A man's life has been saved by a self-driving car after he suffered a pulmonary embolism on his way to work.
Joshua Neally, a lawyer in Missouri, felt sharp pains in his chest and abdomen and was having trouble breathing when he decided to put his Tesla Model X into 'Autopilot' mode, and told it to take him to a hospital.
He had to touch the steering wheel every few minutes to keep it going, but the car otherwise did well - finding a hospital close to a motorway off-ramp where he took over the wheel, despite his intense pain.
Mr Neally's experience comes only a few months after the first confirmed death caused by a self-driving car, which was also a Tesla Model X.
Auckland University computer science lecturer Paul Ralph says it's inevitable self-driving cars will become the norm, whether or not the odd person lives or dies.
"People say self-driving cars are not safe - regular cars are not safe," he told Paul Henry on Wednesday.
"Driving is not safe.

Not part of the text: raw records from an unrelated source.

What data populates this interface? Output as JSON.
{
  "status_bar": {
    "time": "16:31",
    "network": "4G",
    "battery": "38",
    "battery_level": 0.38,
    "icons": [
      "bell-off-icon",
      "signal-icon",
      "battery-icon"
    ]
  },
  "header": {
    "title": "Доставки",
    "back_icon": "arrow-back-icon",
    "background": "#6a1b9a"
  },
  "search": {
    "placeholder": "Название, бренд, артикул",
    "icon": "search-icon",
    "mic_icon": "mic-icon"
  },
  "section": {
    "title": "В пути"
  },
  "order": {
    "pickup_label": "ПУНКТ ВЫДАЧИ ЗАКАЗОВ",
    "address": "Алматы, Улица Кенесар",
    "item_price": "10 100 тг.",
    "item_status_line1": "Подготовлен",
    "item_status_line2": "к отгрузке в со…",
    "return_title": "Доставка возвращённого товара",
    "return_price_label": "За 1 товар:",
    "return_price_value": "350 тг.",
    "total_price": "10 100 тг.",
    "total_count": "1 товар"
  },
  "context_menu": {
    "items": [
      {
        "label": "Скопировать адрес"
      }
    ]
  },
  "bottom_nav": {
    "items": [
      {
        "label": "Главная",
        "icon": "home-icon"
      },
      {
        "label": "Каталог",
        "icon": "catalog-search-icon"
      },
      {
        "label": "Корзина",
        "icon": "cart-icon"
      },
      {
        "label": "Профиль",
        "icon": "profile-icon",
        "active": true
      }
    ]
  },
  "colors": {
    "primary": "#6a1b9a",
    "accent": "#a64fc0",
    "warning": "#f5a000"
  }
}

Driving kills hundreds of people in New Zealand every year - the question is whether self-driving cars are safer."
Google's autonomous cars haven't killed anyone yet - a widely reported accident in May saw one bump into a median barrier at 15km/h, hardly a public relations disaster compared to the one Tesla endured earlier this year.
In that crash the driver had Autopilot engaged, but both he and the car failed to spot a white tractor-trailer positioned across the road in bright, sunny weather.
Dr Ralph says unlike Google's entirely autonomous vehicles, you're meant to keep your hands on the wheel of a Tesla.
"The Teslas just have an enhanced cruise control, where the car will maintain a lane for you and will do really basic things in an emergency, but they're not entirely autonomous. You're supposed to have your hands on the wheel the whole time, you're not supposed to be playing on your phone or looking away."
But with the "best software engineers in the world" working on self-driving cars, Dr Ralph says the time will come when completely autonomous self-driving cars become the obvious choice - especially for parents.
"Young people seem to be incapable of paying attention to what they're doing. We have the guy in the car chasing Pokémon while driving, then there's the person crossing the road who's not looking because they're chasing Pokémon.
"One of them hits the other one and they die - driverless cars won't do that."